"The kids have bought into what we as coaches have put out there," Skyline coach Dan Schmidt said. "We've improved on a lot of the little things, and we're having success. We're still young. We only have six seniors and four juniors and about 26 sophomores and 10 to 12 freshmen."
The obvious explanation for Skyline's dramatic turnaround has been a move from Division I to Division II, but it's not the only reason. You don't stage one of the year's biggest turnarounds without some serious MVP-type performances.
Ian Kadish, a junior midfielder, has been a matchup problem for opposing teams. He leads the team with 51 points on 31 goals and 20 assists. He also has won 64 of 99 faceoffs (65 percent).
Kadish has help. When he draws a crowd, Chris Williams, a junior midfielder, has made the most of his chances. He has 43 points on 13 goals and 30 assists. He leads the team in gained balls with 56 and is third on the team with 11 caused turnovers.
The defense is led by Hunter Reynolds, a senior defender who usually gets the assignment of slowing the opposing team's top offensive player. He leads the team in caused turnovers with 15 and is fourth on the team in gained balls with 31.

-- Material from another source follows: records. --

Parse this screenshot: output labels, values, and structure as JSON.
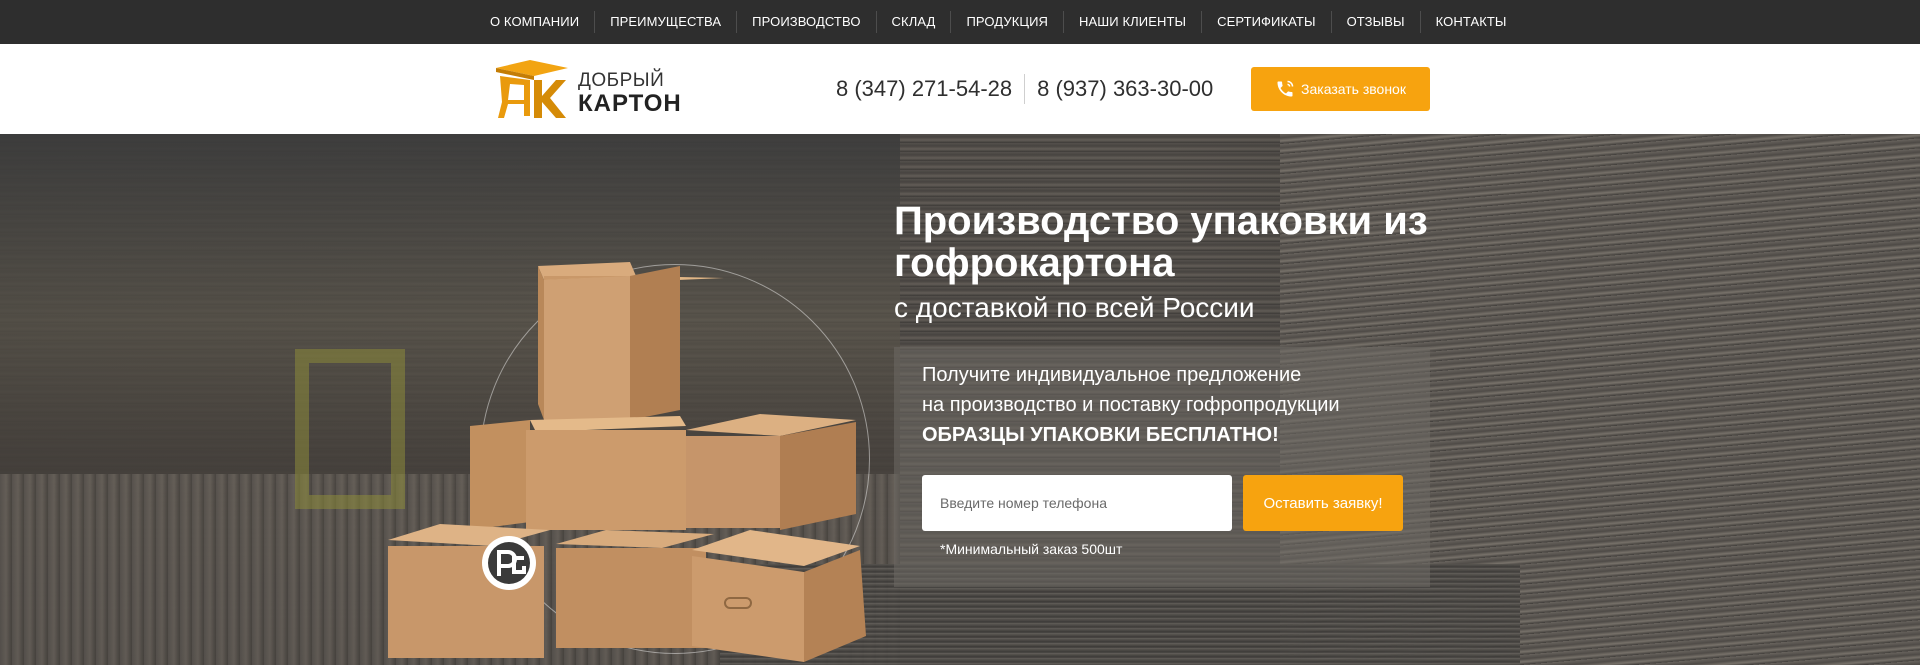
{
  "nav": {
    "items": [
      {
        "label": "О КОМПАНИИ"
      },
      {
        "label": "ПРЕИМУЩЕСТВА"
      },
      {
        "label": "ПРОИЗВОДСТВО"
      },
      {
        "label": "СКЛАД"
      },
      {
        "label": "ПРОДУКЦИЯ"
      },
      {
        "label": "НАШИ КЛИЕНТЫ"
      },
      {
        "label": "СЕРТИФИКАТЫ"
      },
      {
        "label": "ОТЗЫВЫ"
      },
      {
        "label": "КОНТАКТЫ"
      }
    ]
  },
  "header": {
    "logo_line1": "ДОБРЫЙ",
    "logo_line2": "КАРТОН",
    "phone1": "8 (347) 271-54-28",
    "phone2": "8 (937) 363-30-00",
    "callback_label": "Заказать звонок",
    "callback_icon": "phone-icon"
  },
  "hero": {
    "title": "Производство упаковки из гофрокартона",
    "subtitle": "с доставкой по всей России",
    "offer_line1": "Получите индивидуальное предложение",
    "offer_line2": "на производство и поставку гофропродукции",
    "offer_line3": "ОБРАЗЦЫ УПАКОВКИ БЕСПЛАТНО!",
    "input_placeholder": "Введите номер телефона",
    "submit_label": "Оставить заявку!",
    "min_order": "*Минимальный заказ 500шт"
  },
  "colors": {
    "accent": "#f7a30f",
    "topbar": "#2e2e2e",
    "header_bg": "#ffffff"
  }
}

It's the effort of guys like Reynolds that has helped make senior goaltender Austin Dorius' life a little easier. Dorius has 78 saves and 42 goals against for a 65 percent save percentage.
All of Skyline's success has left the Eagles in a new role. They will enter the playoffs as the team to beat.
"Being the No. 1 seed is definitely a different role for us to have a target on our back and something we're not used to," Schmidt said. "We know that every game we will get the best effort from other teams. We're not going to sneak up on anyone, but it's been a great ride. Now we want to see how far we can take this thing."